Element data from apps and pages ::
━━━━━━━━━━━━━━━━

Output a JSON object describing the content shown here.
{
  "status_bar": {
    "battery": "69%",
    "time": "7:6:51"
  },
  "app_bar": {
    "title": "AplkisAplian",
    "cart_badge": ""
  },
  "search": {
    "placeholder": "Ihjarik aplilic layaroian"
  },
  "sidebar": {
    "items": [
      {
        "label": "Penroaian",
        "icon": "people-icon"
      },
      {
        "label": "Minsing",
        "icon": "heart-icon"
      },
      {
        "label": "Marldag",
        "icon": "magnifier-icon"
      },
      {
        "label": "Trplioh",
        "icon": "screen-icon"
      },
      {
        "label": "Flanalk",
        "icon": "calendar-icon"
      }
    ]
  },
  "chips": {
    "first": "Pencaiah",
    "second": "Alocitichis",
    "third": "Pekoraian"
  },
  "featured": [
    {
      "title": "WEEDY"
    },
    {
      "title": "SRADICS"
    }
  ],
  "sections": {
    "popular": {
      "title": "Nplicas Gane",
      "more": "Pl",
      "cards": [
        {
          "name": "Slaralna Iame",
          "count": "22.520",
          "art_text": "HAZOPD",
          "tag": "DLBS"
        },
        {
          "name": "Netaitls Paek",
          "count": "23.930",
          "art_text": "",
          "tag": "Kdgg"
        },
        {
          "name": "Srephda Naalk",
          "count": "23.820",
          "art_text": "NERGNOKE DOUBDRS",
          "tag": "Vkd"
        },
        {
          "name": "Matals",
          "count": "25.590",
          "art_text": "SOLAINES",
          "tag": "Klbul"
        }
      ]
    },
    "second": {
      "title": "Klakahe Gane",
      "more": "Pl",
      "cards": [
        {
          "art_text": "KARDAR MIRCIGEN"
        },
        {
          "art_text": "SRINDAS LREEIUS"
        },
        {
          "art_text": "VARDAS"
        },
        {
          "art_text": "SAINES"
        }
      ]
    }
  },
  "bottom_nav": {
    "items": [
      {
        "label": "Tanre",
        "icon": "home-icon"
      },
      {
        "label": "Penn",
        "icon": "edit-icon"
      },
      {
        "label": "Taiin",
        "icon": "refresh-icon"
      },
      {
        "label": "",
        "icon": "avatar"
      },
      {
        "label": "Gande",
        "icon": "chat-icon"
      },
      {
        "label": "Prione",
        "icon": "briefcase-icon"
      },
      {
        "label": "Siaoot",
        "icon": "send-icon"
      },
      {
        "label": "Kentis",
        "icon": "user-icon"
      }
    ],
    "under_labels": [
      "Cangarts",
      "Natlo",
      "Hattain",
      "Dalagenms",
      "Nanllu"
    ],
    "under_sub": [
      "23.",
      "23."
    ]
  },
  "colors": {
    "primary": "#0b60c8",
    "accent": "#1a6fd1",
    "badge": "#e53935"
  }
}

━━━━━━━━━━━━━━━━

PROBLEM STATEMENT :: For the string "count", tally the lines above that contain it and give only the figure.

WRITTEN RESPONSE :: 4